Thursday, June 13, 2024

There’s reportedly nothing sinister behind secret Botswana-De Beers agreement

An excellent source who has walked the corridors of ultimate executive power for years on end says that contrary to what most believe, there is actually nothing sinister in the highly confidential mining agreement between the Botswana government and De Beers.

The first agreement between the two parties was signed in 1969 after they formed a joint venture called Debswana Diamond Company (Pty) Ltd – “Debswana” is a portmanteau of “De Beers” and “Botswana.” At the time, then dirt-poor Botswana was only three years into its independence and in desperate need of investors. The agreement in question was signed by President Seretse Khama and De Beers’ Chairman, Harry Oppenheimer, and is said to be so highly confidential that on the Botswana side, only the state president has access to it.

Oppenheimer is said to have been particularly fond of Khama – which in one respect may have had to do with the fact that both men had gone to Oxford, the former to Christ Church and the latter to Balliol College. Those are two of Oxford’s 39 constituent colleges. At the time that the agreement was signed, De Beers was mining diamonds in some other countries. From what the source says and solely on the basis of Oppenheimer’s fondness for Khama, De Beers gave Botswana an overly generous deal. Fearing that other host countries that De Beers was doing business in would want a similar deal if they learnt of Botswana’s, Oppenheimer is said to have insisted that the agreement be kept a secret. Part of protecting that secret was limiting access to only one person – the president.
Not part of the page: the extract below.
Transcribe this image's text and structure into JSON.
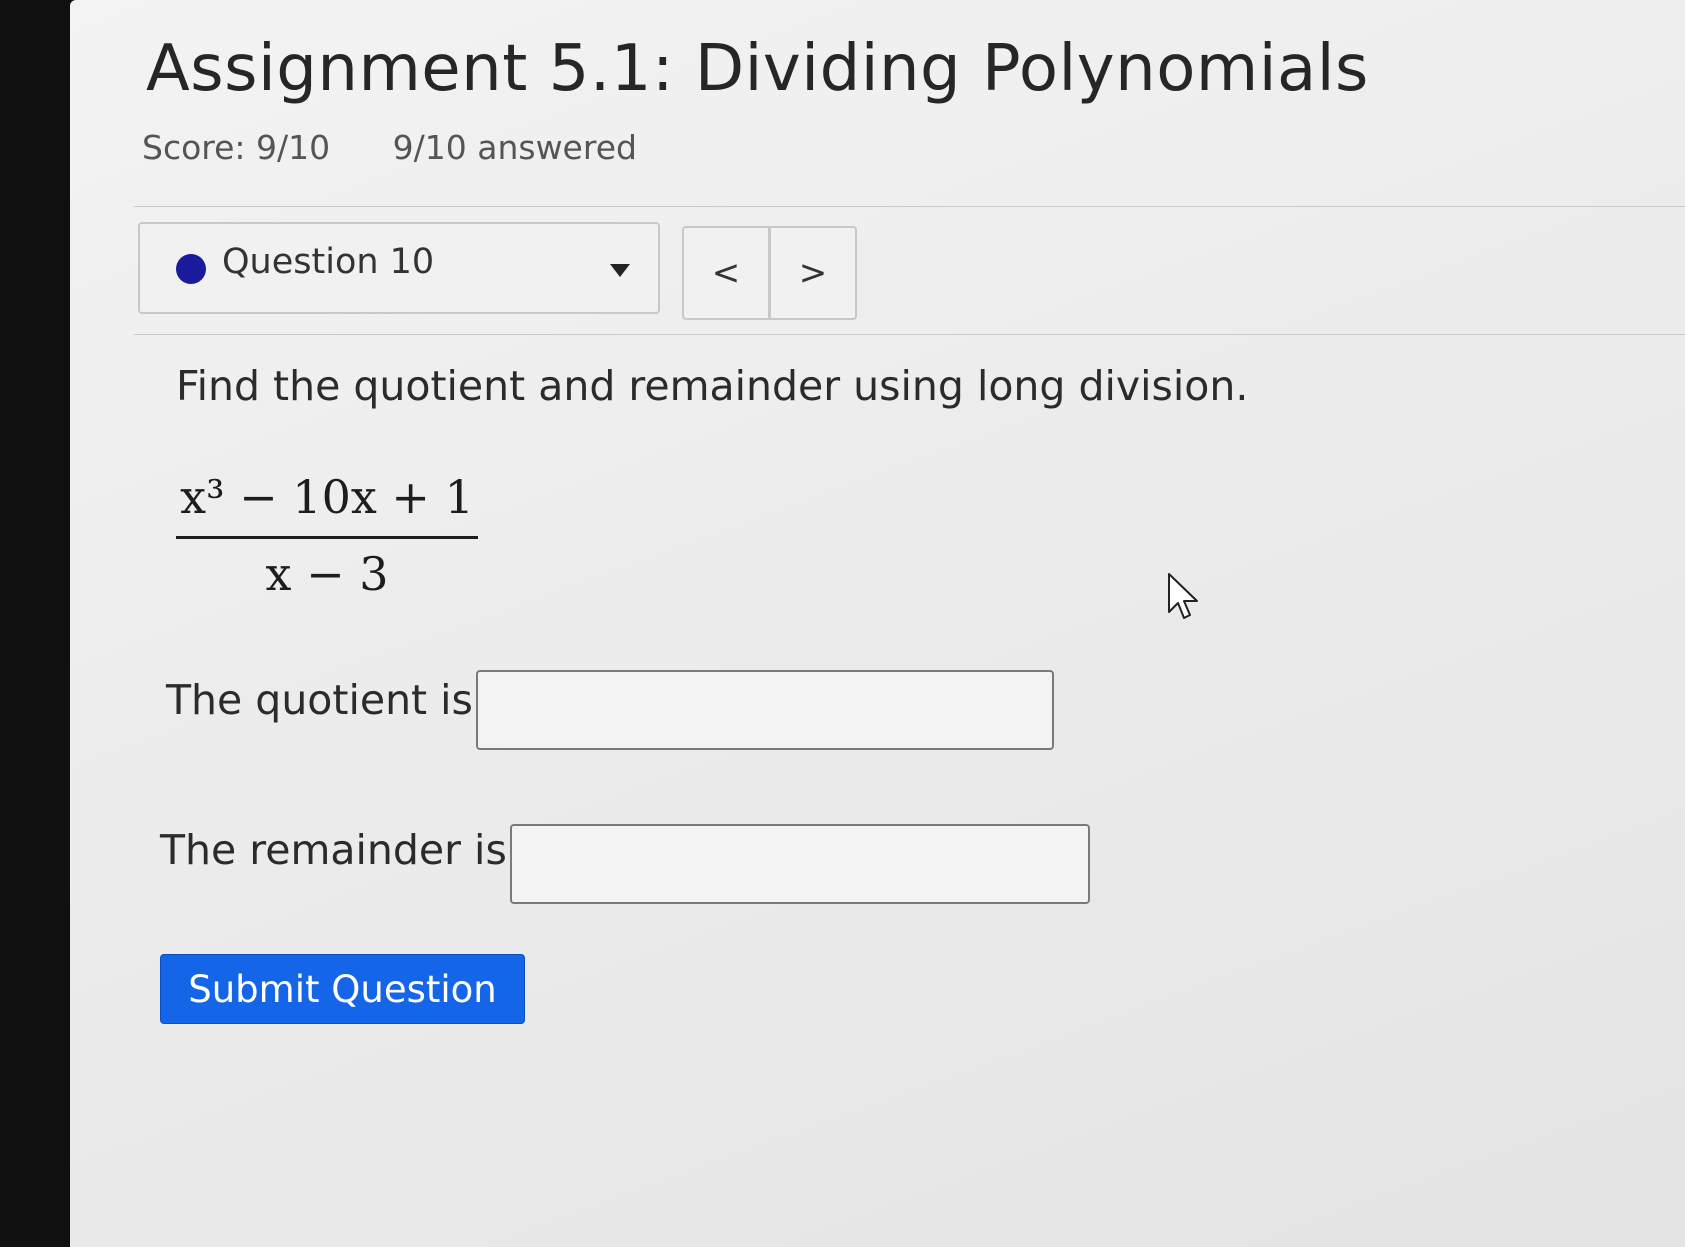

Years later however, questions are being asked about this secret and anomalous agreement. The oddest thing about it is that even the auditor general, who is charged with the responsibility of improving government accountability by auditing and reporting on the government’s operations, doesn’t have access to the agreement. The latter necessarily means that the auditor general has not been able to audit and report on Debswana’s operations for as long as the agreement has existed.

There's more to this story

But to keep reading, we need you to subscribe.

Investigative journalism is an indispensable part of a healthy society, but it's also expensive to produce. We are reliant on subscriptions to fund our work, and while you can enjoy most of our stories for free, a small number of premium features are reserved for subscribers.

You can subscribe for one week, a month or a full year - the choice is yours.

Save 77% on an annual subscription. Click here to find out how.

Existing subscribers can log in to keep reading here.

RELATED STORIES

Read this week's paper